Every single line below has to be printed once more, exactly.
:::::
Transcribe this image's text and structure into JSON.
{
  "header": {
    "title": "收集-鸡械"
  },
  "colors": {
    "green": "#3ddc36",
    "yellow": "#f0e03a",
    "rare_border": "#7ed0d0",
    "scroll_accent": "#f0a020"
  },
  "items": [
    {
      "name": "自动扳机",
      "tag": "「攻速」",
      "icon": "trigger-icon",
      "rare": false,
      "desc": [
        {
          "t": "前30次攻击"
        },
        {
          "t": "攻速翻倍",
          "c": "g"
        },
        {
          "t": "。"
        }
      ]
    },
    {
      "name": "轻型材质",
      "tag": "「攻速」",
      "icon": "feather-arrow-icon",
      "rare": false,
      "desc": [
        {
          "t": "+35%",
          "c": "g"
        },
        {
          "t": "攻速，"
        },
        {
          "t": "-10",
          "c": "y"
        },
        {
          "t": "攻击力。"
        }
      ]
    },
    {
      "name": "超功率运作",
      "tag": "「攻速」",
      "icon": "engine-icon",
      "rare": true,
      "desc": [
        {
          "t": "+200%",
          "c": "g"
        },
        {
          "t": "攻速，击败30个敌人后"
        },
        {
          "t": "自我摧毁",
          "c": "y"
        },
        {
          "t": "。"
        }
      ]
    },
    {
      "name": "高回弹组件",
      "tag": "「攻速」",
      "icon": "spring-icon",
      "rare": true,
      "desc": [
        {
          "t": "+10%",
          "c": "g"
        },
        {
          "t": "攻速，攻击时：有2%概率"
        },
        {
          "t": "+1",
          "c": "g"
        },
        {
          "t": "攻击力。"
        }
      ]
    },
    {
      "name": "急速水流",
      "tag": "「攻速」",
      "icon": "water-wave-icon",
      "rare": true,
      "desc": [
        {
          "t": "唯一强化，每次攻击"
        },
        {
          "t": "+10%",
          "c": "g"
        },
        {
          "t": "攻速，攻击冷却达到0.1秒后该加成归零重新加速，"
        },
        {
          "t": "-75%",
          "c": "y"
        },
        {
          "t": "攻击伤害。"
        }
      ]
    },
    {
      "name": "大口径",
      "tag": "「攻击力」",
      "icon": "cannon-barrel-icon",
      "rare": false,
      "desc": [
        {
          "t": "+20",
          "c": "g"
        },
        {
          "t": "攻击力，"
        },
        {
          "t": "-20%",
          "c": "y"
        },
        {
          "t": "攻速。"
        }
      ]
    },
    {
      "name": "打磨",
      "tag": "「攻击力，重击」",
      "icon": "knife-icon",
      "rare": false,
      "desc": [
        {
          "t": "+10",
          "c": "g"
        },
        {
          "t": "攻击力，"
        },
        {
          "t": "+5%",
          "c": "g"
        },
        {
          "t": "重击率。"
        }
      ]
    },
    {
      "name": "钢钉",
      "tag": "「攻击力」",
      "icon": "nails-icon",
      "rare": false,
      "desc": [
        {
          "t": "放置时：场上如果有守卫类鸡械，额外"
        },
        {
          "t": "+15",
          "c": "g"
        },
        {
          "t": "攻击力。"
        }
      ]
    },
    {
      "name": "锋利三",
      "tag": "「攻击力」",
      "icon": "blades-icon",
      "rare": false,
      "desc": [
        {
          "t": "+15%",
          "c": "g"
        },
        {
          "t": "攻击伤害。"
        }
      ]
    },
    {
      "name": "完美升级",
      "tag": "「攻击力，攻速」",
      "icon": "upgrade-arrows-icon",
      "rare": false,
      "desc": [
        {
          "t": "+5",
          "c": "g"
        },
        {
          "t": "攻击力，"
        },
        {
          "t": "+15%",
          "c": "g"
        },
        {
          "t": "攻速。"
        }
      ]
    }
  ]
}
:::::
- _SOLUTION_
Transcribe this image's text and structure into JSON.
{
  "header": {
    "title": "收集-鸡械"
  },
  "colors": {
    "green": "#3ddc36",
    "yellow": "#f0e03a",
    "rare_border": "#7ed0d0",
    "scroll_accent": "#f0a020"
  },
  "items": [
    {
      "name": "自动扳机",
      "tag": "「攻速」",
      "icon": "trigger-icon",
      "rare": false,
      "desc": [
        {
          "t": "前30次攻击"
        },
        {
          "t": "攻速翻倍",
          "c": "g"
        },
        {
          "t": "。"
        }
      ]
    },
    {
      "name": "轻型材质",
      "tag": "「攻速」",
      "icon": "feather-arrow-icon",
      "rare": false,
      "desc": [
        {
          "t": "+35%",
          "c": "g"
        },
        {
          "t": "攻速，"
        },
        {
          "t": "-10",
          "c": "y"
        },
        {
          "t": "攻击力。"
        }
      ]
    },
    {
      "name": "超功率运作",
      "tag": "「攻速」",
      "icon": "engine-icon",
      "rare": true,
      "desc": [
        {
          "t": "+200%",
          "c": "g"
        },
        {
          "t": "攻速，击败30个敌人后"
        },
        {
          "t": "自我摧毁",
          "c": "y"
        },
        {
          "t": "。"
        }
      ]
    },
    {
      "name": "高回弹组件",
      "tag": "「攻速」",
      "icon": "spring-icon",
      "rare": true,
      "desc": [
        {
          "t": "+10%",
          "c": "g"
        },
        {
          "t": "攻速，攻击时：有2%概率"
        },
        {
          "t": "+1",
          "c": "g"
        },
        {
          "t": "攻击力。"
        }
      ]
    },
    {
      "name": "急速水流",
      "tag": "「攻速」",
      "icon": "water-wave-icon",
      "rare": true,
      "desc": [
        {
          "t": "唯一强化，每次攻击"
        },
        {
          "t": "+10%",
          "c": "g"
        },
        {
          "t": "攻速，攻击冷却达到0.1秒后该加成归零重新加速，"
        },
        {
          "t": "-75%",
          "c": "y"
        },
        {
          "t": "攻击伤害。"
        }
      ]
    },
    {
      "name": "大口径",
      "tag": "「攻击力」",
      "icon": "cannon-barrel-icon",
      "rare": false,
      "desc": [
        {
          "t": "+20",
          "c": "g"
        },
        {
          "t": "攻击力，"
        },
        {
          "t": "-20%",
          "c": "y"
        },
        {
          "t": "攻速。"
        }
      ]
    },
    {
      "name": "打磨",
      "tag": "「攻击力，重击」",
      "icon": "knife-icon",
      "rare": false,
      "desc": [
        {
          "t": "+10",
          "c": "g"
        },
        {
          "t": "攻击力，"
        },
        {
          "t": "+5%",
          "c": "g"
        },
        {
          "t": "重击率。"
        }
      ]
    },
    {
      "name": "钢钉",
      "tag": "「攻击力」",
      "icon": "nails-icon",
      "rare": false,
      "desc": [
        {
          "t": "放置时：场上如果有守卫类鸡械，额外"
        },
        {
          "t": "+15",
          "c": "g"
        },
        {
          "t": "攻击力。"
        }
      ]
    },
    {
      "name": "锋利三",
      "tag": "「攻击力」",
      "icon": "blades-icon",
      "rare": false,
      "desc": [
        {
          "t": "+15%",
          "c": "g"
        },
        {
          "t": "攻击伤害。"
        }
      ]
    },
    {
      "name": "完美升级",
      "tag": "「攻击力，攻速」",
      "icon": "upgrade-arrows-icon",
      "rare": false,
      "desc": [
        {
          "t": "+5",
          "c": "g"
        },
        {
          "t": "攻击力，"
        },
        {
          "t": "+15%",
          "c": "g"
        },
        {
          "t": "攻速。"
        }
      ]
    }
  ]
}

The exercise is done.